In addition to bias, we are actively working on explainability in neural networks. Business Analysts and subject matter experts within organizations are often frustrated when dealing with deep learning models. These models can appear to be black boxes that generate predictions which humans can’t explain. Over the last two years, there has been considerable research in explainability in AI. This has resulted in the release of an open-source tool, LIME, which measures the responsiveness of a model’s outputs to perturbations in its inputs. Then there’s SHAP (SHapley Additive exPlanations), a game-theoretic approach to explain the output of any machine learning model. Google has introduced Testing with Concept Activation Vectors (TCAV), a technique that may be used to generate insights and hypotheses. Google Brain’s scientists also explored attribution of predictions to input features in their 2016 paper, Axiomatic attribution for deep neural networks. Our efforts in this area build on these techniques to create a cloud microservice that will explain model predictions and determine if models exhibit bias.

Intra-Processing Methods for Debiasing Neural Networks
Yash Savani, Colin White, Naveen Sundar Govindarajulu
NeurIPS 2020
DECO: Debiasing through Compositional Optimization of Machine Learning Models
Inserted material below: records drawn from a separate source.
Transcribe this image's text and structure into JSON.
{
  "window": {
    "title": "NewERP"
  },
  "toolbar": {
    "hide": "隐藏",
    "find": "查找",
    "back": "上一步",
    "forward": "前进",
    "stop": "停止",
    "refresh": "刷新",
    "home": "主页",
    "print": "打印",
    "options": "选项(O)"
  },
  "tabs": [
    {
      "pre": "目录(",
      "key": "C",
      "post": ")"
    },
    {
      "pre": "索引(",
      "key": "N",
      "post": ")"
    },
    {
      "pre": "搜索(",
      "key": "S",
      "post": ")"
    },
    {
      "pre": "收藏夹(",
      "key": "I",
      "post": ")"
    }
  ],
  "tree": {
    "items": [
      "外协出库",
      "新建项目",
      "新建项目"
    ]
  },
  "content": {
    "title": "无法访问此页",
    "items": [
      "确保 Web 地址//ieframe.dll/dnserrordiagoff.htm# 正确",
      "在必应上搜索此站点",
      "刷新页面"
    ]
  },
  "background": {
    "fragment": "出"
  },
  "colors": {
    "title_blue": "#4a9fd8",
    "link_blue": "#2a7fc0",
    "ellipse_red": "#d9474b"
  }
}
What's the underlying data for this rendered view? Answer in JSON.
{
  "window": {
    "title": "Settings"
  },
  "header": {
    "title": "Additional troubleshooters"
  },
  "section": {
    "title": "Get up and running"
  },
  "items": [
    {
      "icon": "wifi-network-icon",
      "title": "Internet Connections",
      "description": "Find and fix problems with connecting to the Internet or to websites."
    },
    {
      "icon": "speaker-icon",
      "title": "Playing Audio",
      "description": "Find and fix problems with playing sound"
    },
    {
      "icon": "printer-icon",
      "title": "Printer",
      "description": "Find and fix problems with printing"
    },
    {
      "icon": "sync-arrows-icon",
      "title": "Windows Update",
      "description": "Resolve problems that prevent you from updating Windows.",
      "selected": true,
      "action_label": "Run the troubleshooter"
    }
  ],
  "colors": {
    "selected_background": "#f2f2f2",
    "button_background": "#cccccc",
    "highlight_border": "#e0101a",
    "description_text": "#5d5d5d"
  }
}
Naveen Sundar Govindarajulu and Colin White
NeurIPS Workshop on Robust AI in Financial Services, 2019